• _TASK TO CARRY OUT_
Write out the records word for word.

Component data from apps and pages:
--*--

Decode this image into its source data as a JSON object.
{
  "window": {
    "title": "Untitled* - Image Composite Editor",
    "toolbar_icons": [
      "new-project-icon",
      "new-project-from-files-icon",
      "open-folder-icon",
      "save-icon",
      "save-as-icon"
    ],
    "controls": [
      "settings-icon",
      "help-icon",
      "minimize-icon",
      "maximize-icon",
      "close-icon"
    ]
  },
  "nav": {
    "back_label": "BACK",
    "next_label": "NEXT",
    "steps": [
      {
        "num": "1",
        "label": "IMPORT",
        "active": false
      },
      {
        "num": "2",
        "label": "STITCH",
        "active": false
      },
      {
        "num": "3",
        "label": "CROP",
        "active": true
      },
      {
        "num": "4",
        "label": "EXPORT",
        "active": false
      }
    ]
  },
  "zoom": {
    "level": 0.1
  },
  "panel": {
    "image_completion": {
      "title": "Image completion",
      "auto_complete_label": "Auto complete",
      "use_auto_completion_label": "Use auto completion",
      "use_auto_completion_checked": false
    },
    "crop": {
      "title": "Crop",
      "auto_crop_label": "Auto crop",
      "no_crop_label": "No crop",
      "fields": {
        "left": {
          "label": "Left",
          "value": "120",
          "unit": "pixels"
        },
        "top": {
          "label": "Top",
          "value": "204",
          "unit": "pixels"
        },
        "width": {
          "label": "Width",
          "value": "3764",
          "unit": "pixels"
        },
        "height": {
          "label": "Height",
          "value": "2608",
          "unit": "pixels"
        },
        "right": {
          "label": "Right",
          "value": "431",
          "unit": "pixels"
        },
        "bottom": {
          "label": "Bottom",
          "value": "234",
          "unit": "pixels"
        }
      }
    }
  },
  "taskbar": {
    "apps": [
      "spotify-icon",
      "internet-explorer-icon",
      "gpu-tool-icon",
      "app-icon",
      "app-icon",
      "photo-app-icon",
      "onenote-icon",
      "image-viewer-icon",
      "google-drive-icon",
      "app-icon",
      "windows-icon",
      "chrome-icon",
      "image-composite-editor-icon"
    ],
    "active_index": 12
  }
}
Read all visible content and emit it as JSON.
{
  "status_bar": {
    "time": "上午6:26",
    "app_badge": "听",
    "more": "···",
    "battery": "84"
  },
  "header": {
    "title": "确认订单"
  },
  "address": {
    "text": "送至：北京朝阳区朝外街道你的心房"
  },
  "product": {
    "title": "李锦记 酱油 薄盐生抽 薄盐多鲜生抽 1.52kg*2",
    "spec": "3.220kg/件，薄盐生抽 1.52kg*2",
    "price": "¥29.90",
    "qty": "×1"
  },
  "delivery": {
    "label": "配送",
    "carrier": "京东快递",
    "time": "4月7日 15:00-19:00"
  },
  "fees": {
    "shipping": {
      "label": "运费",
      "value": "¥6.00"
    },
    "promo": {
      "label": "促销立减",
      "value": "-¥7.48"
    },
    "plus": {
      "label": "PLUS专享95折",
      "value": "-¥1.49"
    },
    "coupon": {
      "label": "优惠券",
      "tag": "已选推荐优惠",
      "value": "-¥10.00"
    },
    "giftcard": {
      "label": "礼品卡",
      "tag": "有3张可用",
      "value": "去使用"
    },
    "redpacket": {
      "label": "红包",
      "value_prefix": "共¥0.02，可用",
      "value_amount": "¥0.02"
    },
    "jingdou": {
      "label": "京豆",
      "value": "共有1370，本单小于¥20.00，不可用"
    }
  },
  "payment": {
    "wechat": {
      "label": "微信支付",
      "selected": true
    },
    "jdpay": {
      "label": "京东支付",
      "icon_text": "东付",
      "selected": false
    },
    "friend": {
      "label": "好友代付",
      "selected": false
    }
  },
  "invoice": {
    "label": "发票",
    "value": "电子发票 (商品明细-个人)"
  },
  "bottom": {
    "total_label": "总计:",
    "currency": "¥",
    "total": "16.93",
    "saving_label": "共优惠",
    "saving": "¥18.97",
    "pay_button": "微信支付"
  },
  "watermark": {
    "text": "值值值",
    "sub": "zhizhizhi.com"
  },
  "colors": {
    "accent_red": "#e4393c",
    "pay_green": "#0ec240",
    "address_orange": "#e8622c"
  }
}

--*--

• _EXERCISE OUTPUT_
Decode this image into its source data as a JSON object.
{
  "window": {
    "title": "Untitled* - Image Composite Editor",
    "toolbar_icons": [
      "new-project-icon",
      "new-project-from-files-icon",
      "open-folder-icon",
      "save-icon",
      "save-as-icon"
    ],
    "controls": [
      "settings-icon",
      "help-icon",
      "minimize-icon",
      "maximize-icon",
      "close-icon"
    ]
  },
  "nav": {
    "back_label": "BACK",
    "next_label": "NEXT",
    "steps": [
      {
        "num": "1",
        "label": "IMPORT",
        "active": false
      },
      {
        "num": "2",
        "label": "STITCH",
        "active": false
      },
      {
        "num": "3",
        "label": "CROP",
        "active": true
      },
      {
        "num": "4",
        "label": "EXPORT",
        "active": false
      }
    ]
  },
  "zoom": {
    "level": 0.1
  },
  "panel": {
    "image_completion": {
      "title": "Image completion",
      "auto_complete_label": "Auto complete",
      "use_auto_completion_label": "Use auto completion",
      "use_auto_completion_checked": false
    },
    "crop": {
      "title": "Crop",
      "auto_crop_label": "Auto crop",
      "no_crop_label": "No crop",
      "fields": {
        "left": {
          "label": "Left",
          "value": "120",
          "unit": "pixels"
        },
        "top": {
          "label": "Top",
          "value": "204",
          "unit": "pixels"
        },
        "width": {
          "label": "Width",
          "value": "3764",
          "unit": "pixels"
        },
        "height": {
          "label": "Height",
          "value": "2608",
          "unit": "pixels"
        },
        "right": {
          "label": "Right",
          "value": "431",
          "unit": "pixels"
        },
        "bottom": {
          "label": "Bottom",
          "value": "234",
          "unit": "pixels"
        }
      }
    }
  },
  "taskbar": {
    "apps": [
      "spotify-icon",
      "internet-explorer-icon",
      "gpu-tool-icon",
      "app-icon",
      "app-icon",
      "photo-app-icon",
      "onenote-icon",
      "image-viewer-icon",
      "google-drive-icon",
      "app-icon",
      "windows-icon",
      "chrome-icon",
      "image-composite-editor-icon"
    ],
    "active_index": 12
  }
}
Read all visible content and emit it as JSON.
{
  "status_bar": {
    "time": "上午6:26",
    "app_badge": "听",
    "more": "···",
    "battery": "84"
  },
  "header": {
    "title": "确认订单"
  },
  "address": {
    "text": "送至：北京朝阳区朝外街道你的心房"
  },
  "product": {
    "title": "李锦记 酱油 薄盐生抽 薄盐多鲜生抽 1.52kg*2",
    "spec": "3.220kg/件，薄盐生抽 1.52kg*2",
    "price": "¥29.90",
    "qty": "×1"
  },
  "delivery": {
    "label": "配送",
    "carrier": "京东快递",
    "time": "4月7日 15:00-19:00"
  },
  "fees": {
    "shipping": {
      "label": "运费",
      "value": "¥6.00"
    },
    "promo": {
      "label": "促销立减",
      "value": "-¥7.48"
    },
    "plus": {
      "label": "PLUS专享95折",
      "value": "-¥1.49"
    },
    "coupon": {
      "label": "优惠券",
      "tag": "已选推荐优惠",
      "value": "-¥10.00"
    },
    "giftcard": {
      "label": "礼品卡",
      "tag": "有3张可用",
      "value": "去使用"
    },
    "redpacket": {
      "label": "红包",
      "value_prefix": "共¥0.02，可用",
      "value_amount": "¥0.02"
    },
    "jingdou": {
      "label": "京豆",
      "value": "共有1370，本单小于¥20.00，不可用"
    }
  },
  "payment": {
    "wechat": {
      "label": "微信支付",
      "selected": true
    },
    "jdpay": {
      "label": "京东支付",
      "icon_text": "东付",
      "selected": false
    },
    "friend": {
      "label": "好友代付",
      "selected": false
    }
  },
  "invoice": {
    "label": "发票",
    "value": "电子发票 (商品明细-个人)"
  },
  "bottom": {
    "total_label": "总计:",
    "currency": "¥",
    "total": "16.93",
    "saving_label": "共优惠",
    "saving": "¥18.97",
    "pay_button": "微信支付"
  },
  "watermark": {
    "text": "值值值",
    "sub": "zhizhizhi.com"
  },
  "colors": {
    "accent_red": "#e4393c",
    "pay_green": "#0ec240",
    "address_orange": "#e8622c"
  }
}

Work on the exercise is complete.